27 After this, Jesus went out and saw a tax collector named Levi sitting at the tax office, and He said to him, “Follow Me!” 28 So, leaving everything behind, he got up and began to follow Him. 29 Then Levi hosted a grand banquet for Him at his house. Now there was a large crowd of tax collectors and others who were guests with them. 30 But the Pharisees and their scribes were complaining to His disciples, “Why do you eat and drink with tax collectors and sinners?” 31 Jesus replied to them, “The healthy don’t need a doctor, but the sick do.
Unless otherwise noted, all Scripture quotations are taken from the Holman Christian Standard Bible®, Copyright © 1999, 2000, 2002, 2003, 2009 by Holman Bible Publishers. Used by permission. Holman Christian Standard Bible®, Holman CSB®, and HCSB® are federally registered trademarks of Holman Bible Publishers.
Most people want to be friendly with the lost without being friends. We want to reach others and keep them at a distance. But Jesus does the opposite here. He loves people as they are. He loves US as we are. Most followers of Jesus see themselves as the Pharisees in this story or as innocent bystanders at best. Most of us forget that at one point, Jesus chose to befriend and dine with us.
We too were once lost.
Why do so many Christians drift away from rather than toward the lost? We know that it’s where Jesus is going. We know that if we follow Him, then we too will choose to dine with them. We’ll be intentional and open.
But we attend fewer parties than Jesus did. We see the godless actions and are so repulsed we seek to do everything we can NOT to associate with them. And in doing so, we become the antithesis of what Jesus intends for us. Our core is to be not of this world. Our actions and attitudes should be holy. The fact that Jesus attends a party and doesn’t stand on the table to rail against the sinners with whom He is dining isn’t a reflection of the morality of Jesus. But it is a reflection of the love Jesus has for others.
The Pharisees forgot this. Their personal efforts to feel good about themselves and their holiness caused them to determine that association was a part of identity. So they refused to associate with the lost or the unclean or the lowly. Perhaps they thought they were above it all.

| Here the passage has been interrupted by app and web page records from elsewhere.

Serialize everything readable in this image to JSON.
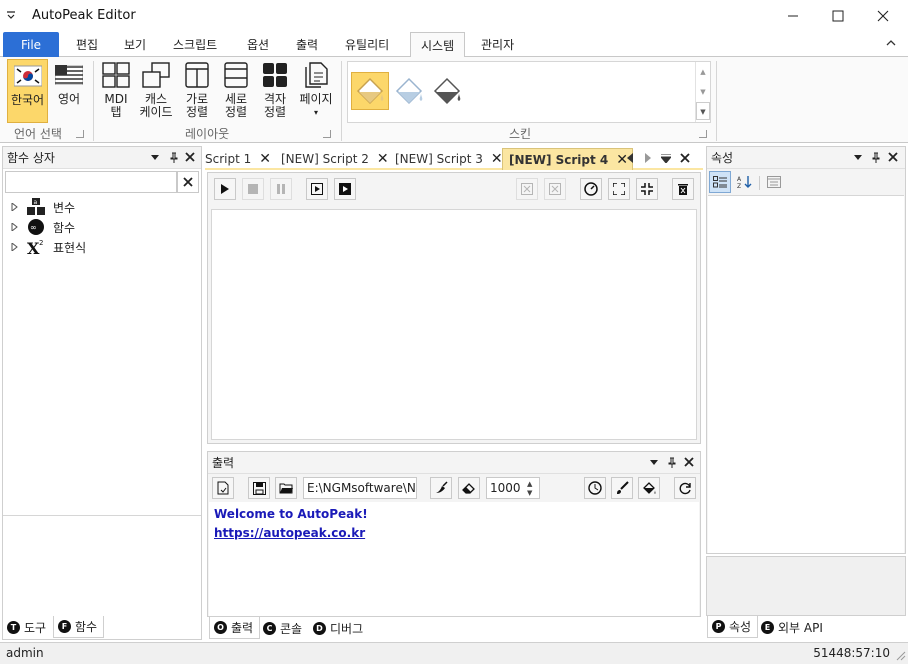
{
  "app": {
    "title": "AutoPeak Editor"
  },
  "menu_tabs": [
    "File",
    "편집",
    "보기",
    "스크립트",
    "옵션",
    "출력",
    "유틸리티",
    "시스템",
    "관리자"
  ],
  "ribbon": {
    "language_group": {
      "label": "언어 선택",
      "korean": "한국어",
      "english": "영어"
    },
    "layout_group": {
      "label": "레이아웃",
      "mdi_tab": [
        "MDI",
        "탭"
      ],
      "cascade": [
        "캐스",
        "케이드"
      ],
      "horizontal": [
        "가로",
        "정렬"
      ],
      "vertical": [
        "세로",
        "정렬"
      ],
      "grid": [
        "격자",
        "정렬"
      ],
      "page": [
        "페이지",
        "▾"
      ]
    },
    "skin_group": {
      "label": "스킨"
    }
  },
  "left_panel": {
    "title": "함수 상자",
    "search_placeholder": "",
    "tree": [
      "변수",
      "함수",
      "표현식"
    ],
    "bottom_tabs": [
      {
        "key": "T",
        "label": "도구"
      },
      {
        "key": "F",
        "label": "함수"
      }
    ]
  },
  "documents": {
    "tabs": [
      "Script 1",
      "[NEW] Script 2",
      "[NEW] Script 3",
      "[NEW] Script 4"
    ],
    "active_index": 3
  },
  "output": {
    "title": "출력",
    "path": "E:\\NGMsoftware\\NG",
    "line_limit": "1000",
    "lines": [
      "Welcome to AutoPeak!",
      "https://autopeak.co.kr"
    ],
    "bottom_tabs": [
      {
        "key": "O",
        "label": "출력"
      },
      {
        "key": "C",
        "label": "콘솔"
      },
      {
        "key": "D",
        "label": "디버그"
      }
    ]
  },
  "right_panel": {
    "title": "속성",
    "bottom_tabs": [
      {
        "key": "P",
        "label": "속성"
      },
      {
        "key": "E",
        "label": "외부 API"
      }
    ]
  },
  "status": {
    "user": "admin",
    "clock": "51448:57:10"
  },
  "colors": {
    "accent": "#2c6fd6",
    "active_tab": "#fbe6a2",
    "link": "#1a1ab8",
    "hover_button": "#fcd76a"
  }
}
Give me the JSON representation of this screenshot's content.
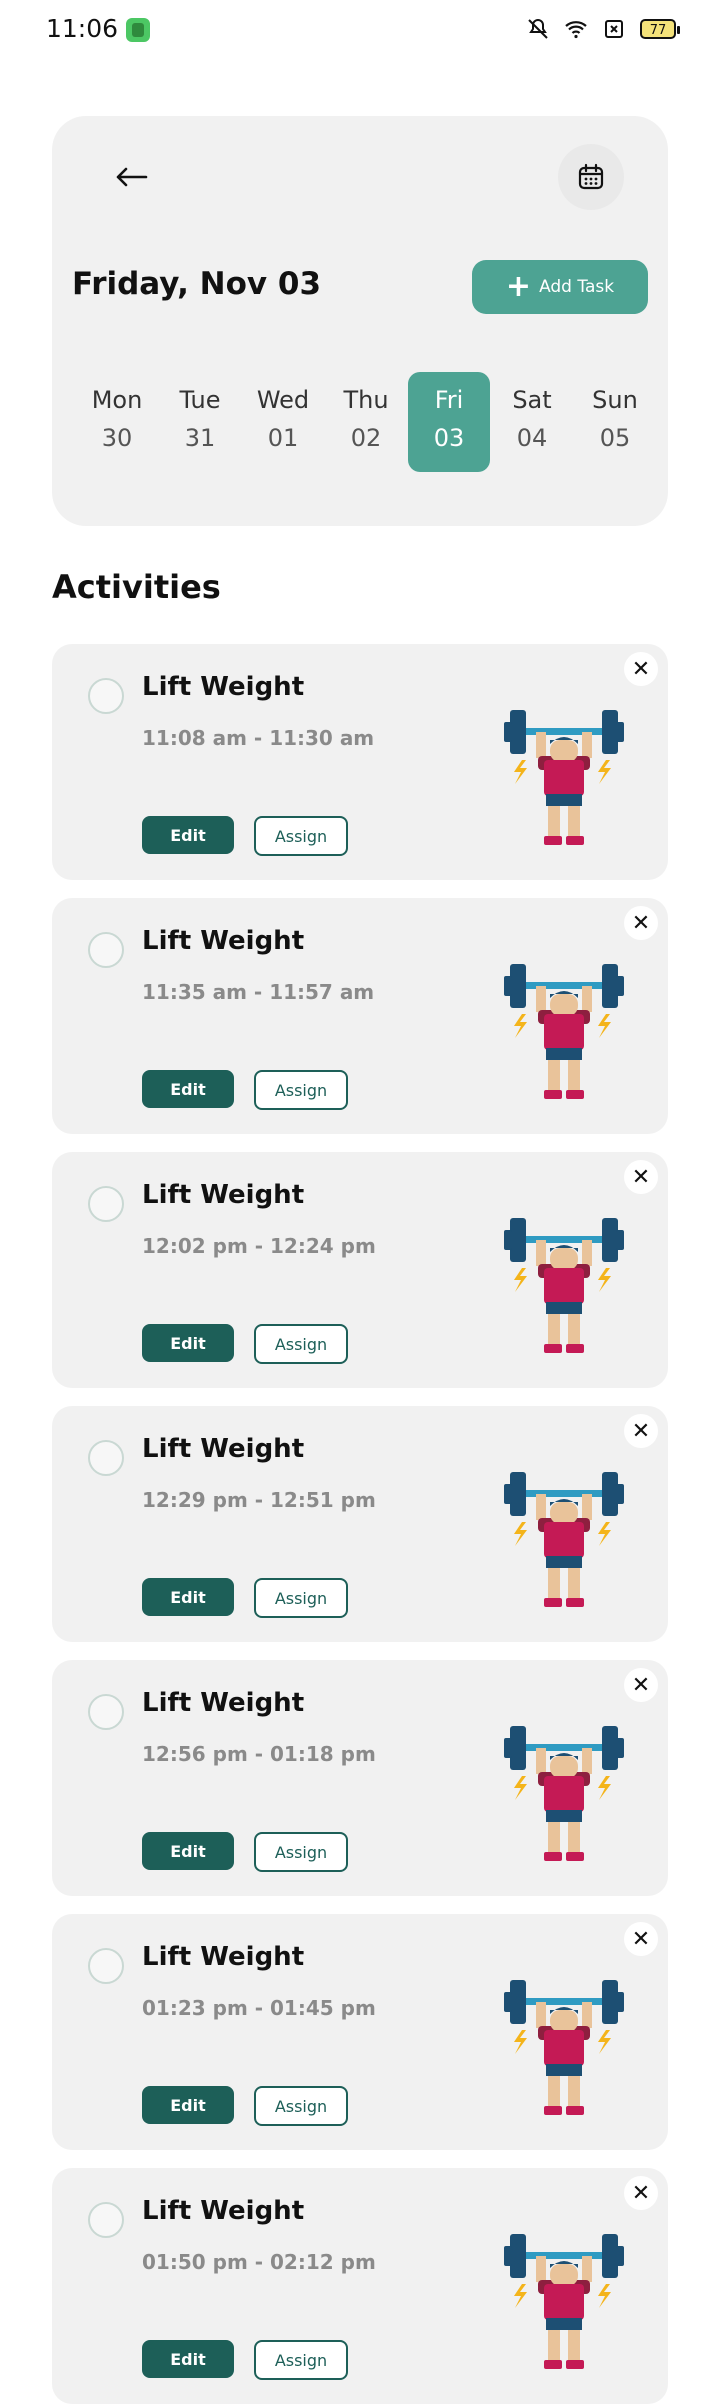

Regardless, their tacit determination not to love the lost was in actuality a tacit agreement not to love God fully.
And this is why Jesus saves His harshest words in Scripture for the Pharisees and not the lost (not even the Roman soldiers who beat Him). His greatest criticism is that decisions were made in the proclamation of the love of God without actually doing what God was willing to do. In doing so, the Pharisees became their own god because they usurped the love of Christ.
Is it possible that whenever we tell God that by being around the lost we will behave like the lost, what we are actually saying is that He who is in us ISN’T greater than He who is in the world? Is it possible that we wind up denying the power of the Holy Spirit to transform us into His likeness because we follow Him on our own terms? We effectively take His love for us and refuse to be moved by it to others.
And this begs the question: Just how taken by His love are we?
I find that being intentional is hard. It is difficult and challenging to be around people who actually violently disagree with me on the issue of God. And in doing so, I’m at once saddened for their own ignorance and refusal and thankful that I was there to at least cause a question mark or two in their own spirit. If we choose not to dine with the sinner and tax collector, then the doctor may never arrive.
The sick die with no opportunity for health.
- How far have you “drifted” in your love for the lost?
- Jesus dines with those who were shunned by the religious. They were likely unscrupulous and not close to God. And yet Jesus was….holy. Write down your top five fears about what you think will happen to you if you love the lost.
- How are you friendly without being a friend? Spend some time reflecting how Jesus chose to meet us as lost people in need of a doctor. Consider how He met us where we actually were and not as we wished we were. Think of the divide He bridged and how we can go with Him to bridge similar divides with those who don’t yet know Him.